    • FEELINGS “….I feel … “ Amazed, proud, angry, concerned, confused, embarrassed, irritated, lonely, touched, thankful, sad, relieved, proud …. SPECIFIC EMOTIONS, NOT GENERAL ONES
    • NEEDS I need / value …. I feel _[sad, or x or y ]_ because I need [ acceptance, or x or y ] . Link the need with the feeling and the action
    • REQUESTS I request that you …. Pay the light bill, or x or y The request should be phrased in terms of a positive thing to do, be very concrete / specific, and be do-able in the immediate sense

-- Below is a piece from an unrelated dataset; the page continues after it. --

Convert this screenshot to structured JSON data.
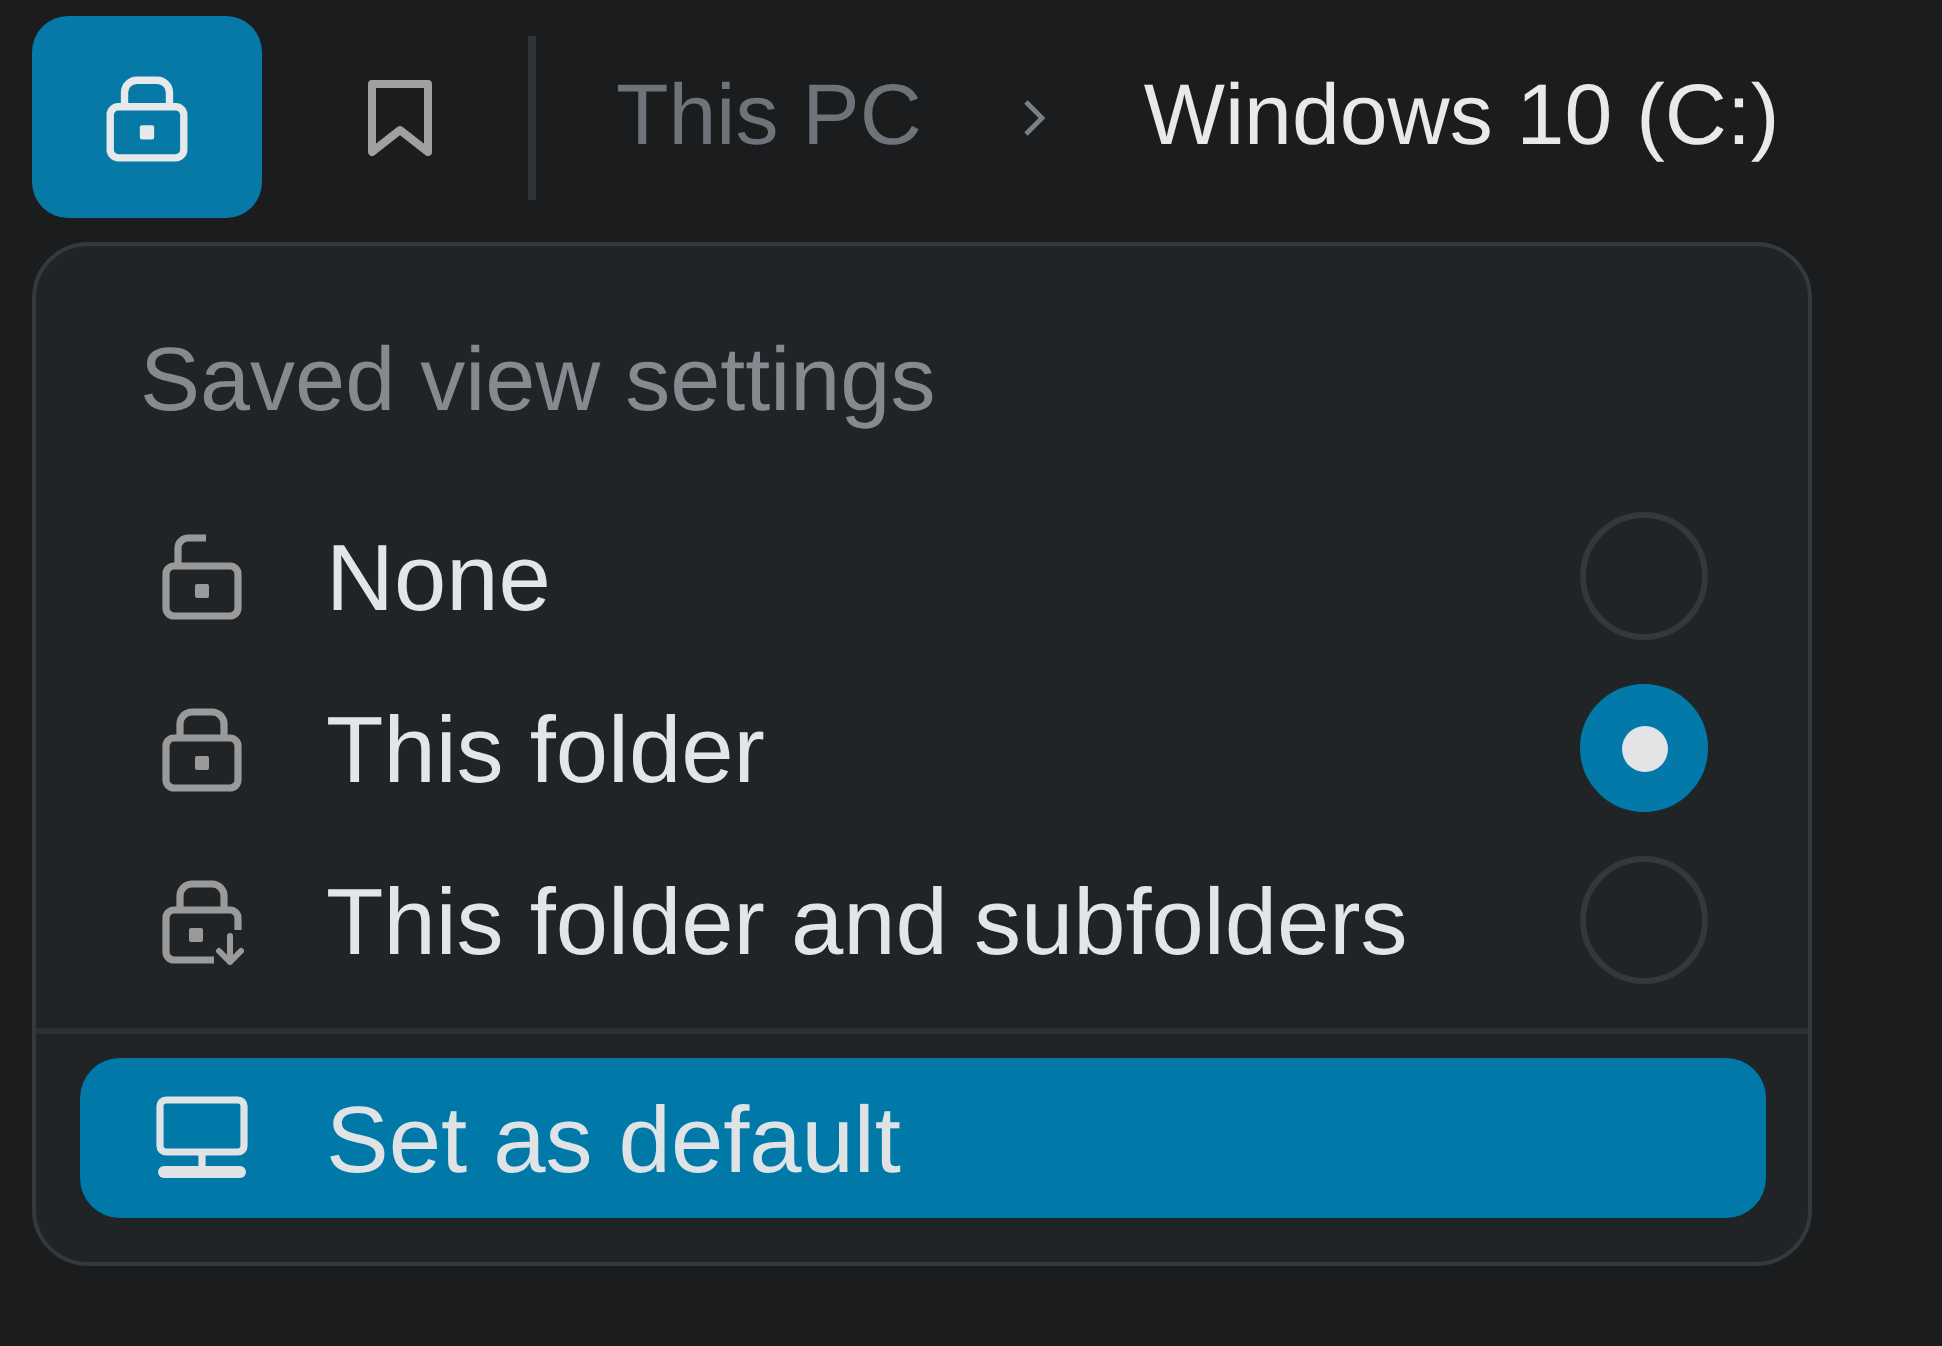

    • SOME FEELINGS Positive Amazed, comfortable, confident, eager, proud, thankful, touched, trustful, surprised, inspired, relieved, optimistic, glad Negative Angry, annoyed, concerned, confused, disappointed, discouraged, distressed, embarrassed, frustrated, helpless, hopeless, impatient, irritated, lonely, nervous, overwhelmed, puzzled, reluctant, sad, uncomfortable

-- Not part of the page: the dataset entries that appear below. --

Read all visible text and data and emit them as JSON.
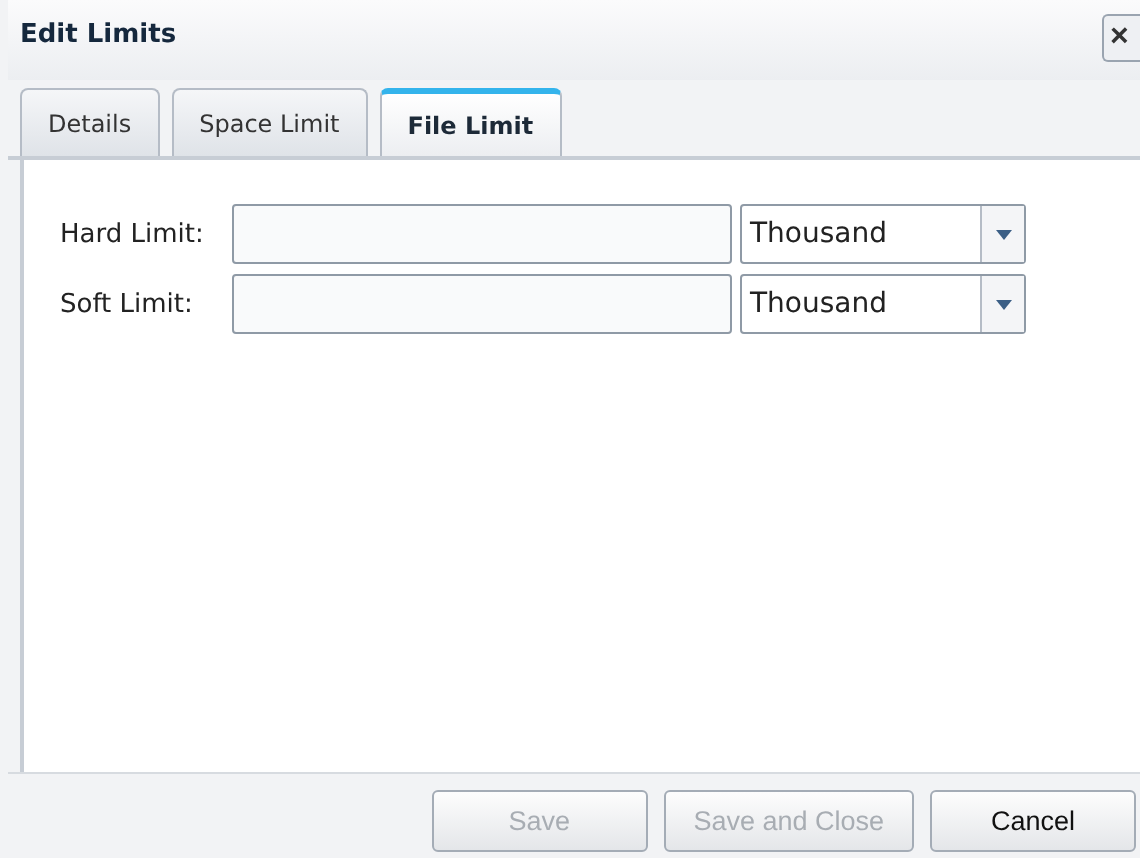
{
  "window": {
    "title": "Edit Limits",
    "close": "×"
  },
  "tabs": [
    {
      "label": "Details",
      "selected": false
    },
    {
      "label": "Space Limit",
      "selected": false
    },
    {
      "label": "File Limit",
      "selected": true
    }
  ],
  "fields": [
    {
      "label": "Hard Limit:",
      "unit": "Thousand"
    },
    {
      "label": "Soft Limit:",
      "unit": "Thousand"
    }
  ],
  "buttons": [
    {
      "label": "Save",
      "disabled": true
    },
    {
      "label": "Save and Close",
      "disabled": true
    },
    {
      "label": "Cancel",
      "disabled": false
    }
  ]
}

    • SOME NEEDS Autonomy (choosing dreams, goals, values) Celebration (to acknowledge both creation and loss) Physical nurturance (air, food, exercise, rest) Integrity (authenticity, meaning, self worth) Interdependence (acceptance, emotional safety) Play (fun, laughter) Spiritual Communion (beauty, inspiration, peace)
    • FEELINGS vs. NON FEELINGS Distinguish thoughts from feelings! The words, “I feel [that] you are stupid,” does not express a feeling! If you would use the words like, that, if in the sentence, it is probably a judgment and not a feeling. Distinguish evaluations from feelings! The words “I feel unimportant” express an evaluation (my assessment of how I think others are thinking about me), not a feeling.
    • PSEUDO-FEELINGS Pseudo feelings express interpretation, diagnosis, evaluation, criticism, judgment, or blame. Not likely to result in the person you are communicating with to open up and connect with their needs. Likely to create feelings of separation or alienation.
    • INTERPRETATIONS The following are evaluations, not feelings, because they depend for their significance on how we interpret (or filter) the behavior: Abandoned, abused, attacked, betrayed, bullied, cheated, coerced, cornered, interrupted, intimidated, manipulated, misunderstood, neglected, overworked, patronized, pressured, provoked, put down, rejected, taken for granted, threatened, unheard, unappreciated, unseen, unsupported, unwanted, used
    • THE FOUR D’S OF DISCONNECTION • Diagnose: Telling people our diagnosis rather than what we need • Deserve: Judging who is right, wrong, good, bad, and who deserves to be rewarded or punished • Deny choice / responsibility: Blaming others for our feelings, obscuring choice by saying “I had to” or “You have to,” inducing guilt and / or shame • Demand: Threatening, bribing, bullying, inducing fear of punishment or promise of reward
    • HINTS FOR BETTER COMMUNICATION Use words that refer to specifics: Specific actions Specific needs Specific emotions Specific requests Use “I” statements: I see this, I have this need, I feel this way, I request
    • MAKING A REQUEST • Ask for what will meet your needs • State the request in do-able terms that are time limited and achievable • Use positive action language • And can be met in a variety of ways (method is negotiable)
    • EXAMPLE Observation: I found dirty clothes on the floor of the bedroom. Feeling: I feel frustrated, Need: because I need an orderly living space. Request: Would you be willing to put your clothes in the in the hamper when you take them off?